The film’s main flaw relates to the conclusion, where after an hour and twenty minutes of solid stunts and intrigue regarding the game, we are left with a showdown that feels rushed and inconsequential. Add in a fast-paced ridiculous hacking scene and a few gunshots, and we’re left in a daze after the strange directions that the film tries to lead us down. Part of this is due to an inability to solve a film like this without a final “showdown” in the third act, but it’s expedited and made worse by the fact that there’s no real villain. We understand that the creators of the game have implicated our privacy rights and have created a destructive environment that we humans can’t avoid because of the aforementioned intrigue of such a game, but without a villain in the backdrop, the third act settlement feels that much more unearned.

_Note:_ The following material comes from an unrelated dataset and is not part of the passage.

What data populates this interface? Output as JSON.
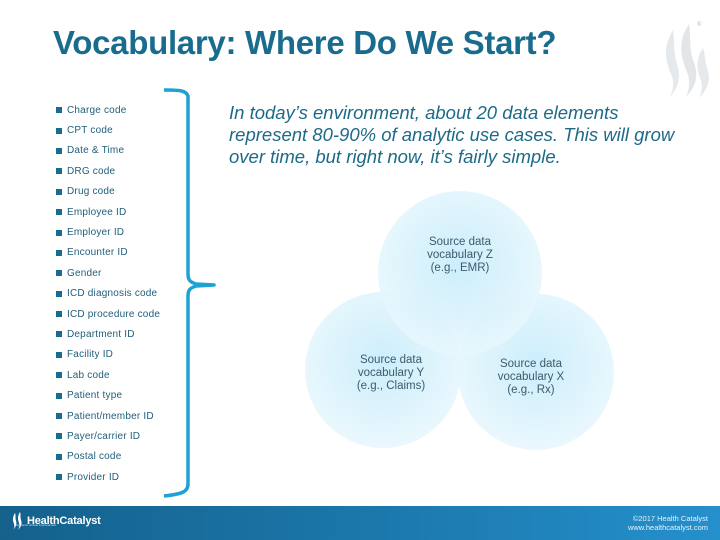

Before that, however, is a solid set up, followed by a pristinely paced, beautifully directed second act where Vee and Ian work their way up the game’s leaderboard. The more viewers a player gets, the more experienced dares they get. The more experienced dares they get, the more viewers and money they receive. Once they have the viewers, they can stay alive as some of their other competition folds. By the end, the winning person really is the player with the stomach to do the worst dares without failing. In real life, most of these would probably be sexual (if we’re being honest for how people on the internet really are) but this movie had to be PG-13 to get to the teen market who could appreciate it, so there aren’t any scenes of awful sexual tension.

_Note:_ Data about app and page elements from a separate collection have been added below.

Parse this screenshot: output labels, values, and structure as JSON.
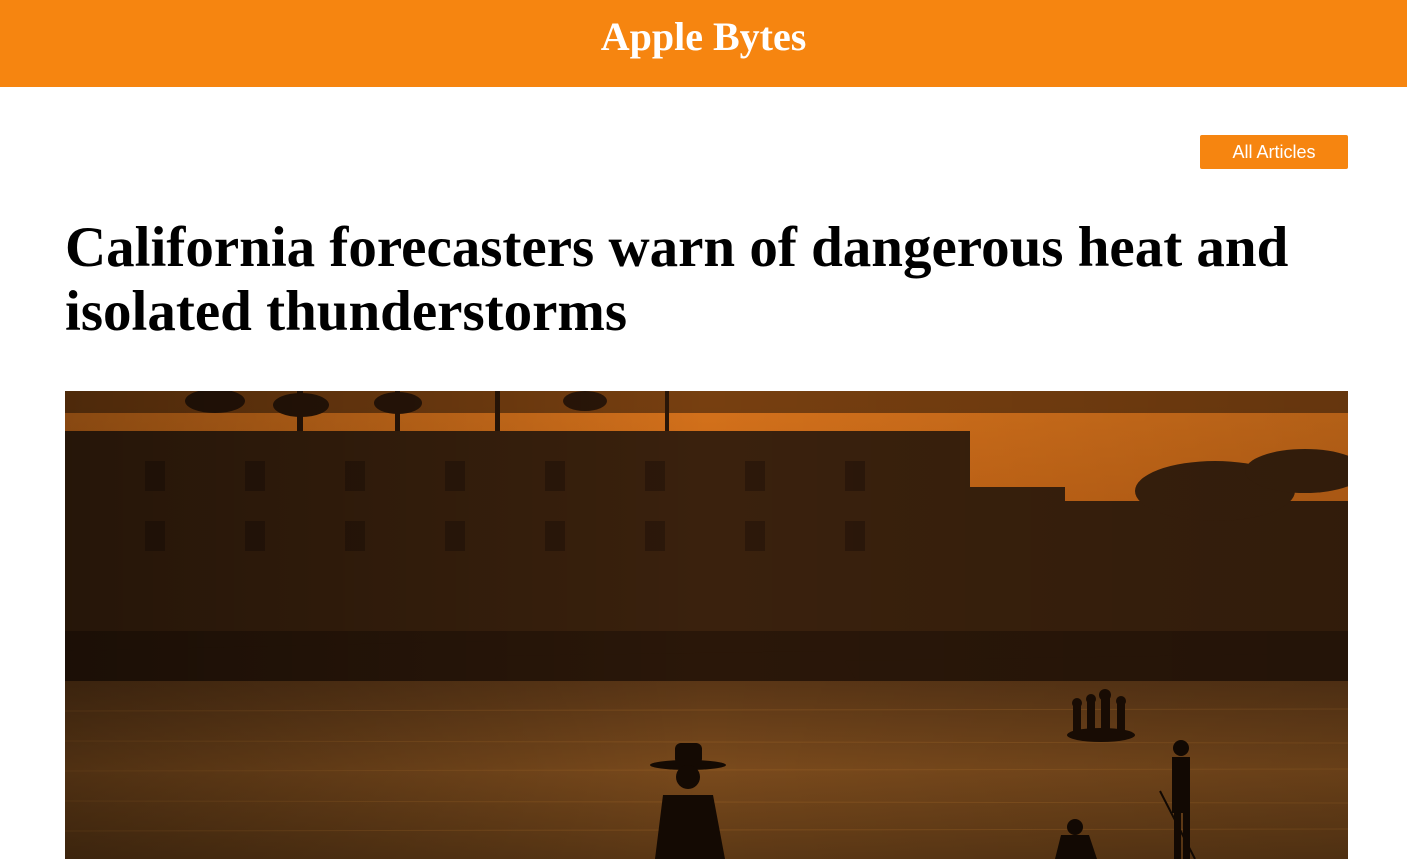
{
  "header": {
    "site_title": "Apple Bytes",
    "background_color": "#f68510"
  },
  "nav": {
    "all_articles_label": "All Articles"
  },
  "article": {
    "title": "California forecasters warn of dangerous heat and isolated thunderstorms",
    "hero_image": {
      "kind": "photo",
      "scene": "silhouettes at sunset harbor"
    }
  },
  "colors": {
    "accent": "#f68510",
    "title_text": "#000000",
    "header_text": "#ffffff"
  }
}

For the sake of discussion, I would like to put in my “Emma Roberts is underrated” card, because again, she does really solid work in this. Dave Franco is as solid as he’s ever been in a movie, and this probably is his best work, but Roberts has had other hits in her career, and this should count as another one. After stealing the show in the excellent, but overlooked, California drama Palo Alto, she starred in some Ryan Murphy television, carrying the inconsistent “Scream Queens” to a decent quality, and almost saving “American Horror Story: Coven” from complete collapse. She also was fine in We’re the Millers and I Am Michael, which leads me to believe that she only needs a chance to shine. She does well here, and I hope she gets another lead role soon.

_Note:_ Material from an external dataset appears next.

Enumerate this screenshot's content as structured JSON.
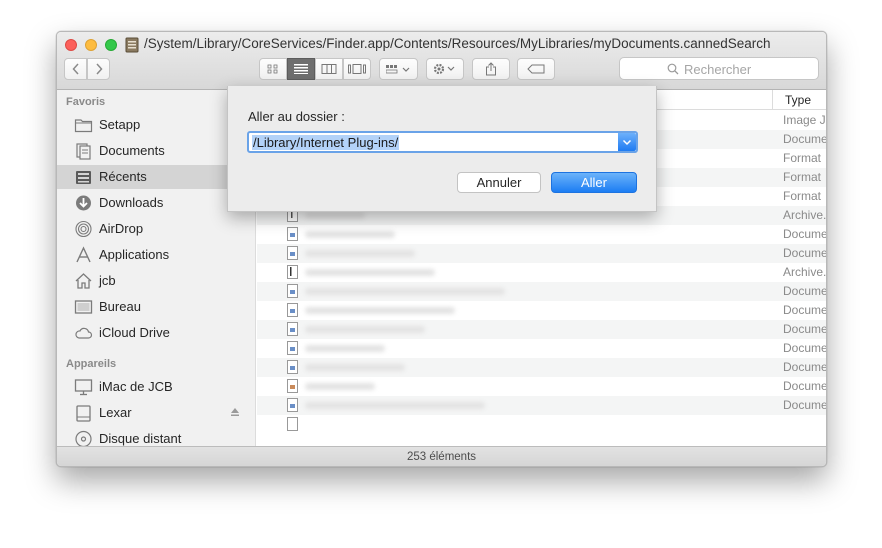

In terms of the most positive thing within the film, the dares rely on the stunt work, and a few of the chase sequences and stolen merchandise sequences that are hinted at in the trailer really worked. There really is a half hour block of this movie that is completely awesome, and we, as viewers, should enjoy it because a game like this is not that exaggerated compared to what young adults would actually do today to get famous. It was suspenseful and fun, which is really all it needs to be before falling apart in the third act.
Director: Henry Joost/Ariel Schulman (Paranormal Activity 3+4, “Catfish”)
Starring: Emma Roberts, Dave Franco, Emily Meade, Miles Heizer, and Juliette Lewis
RT Score: 60%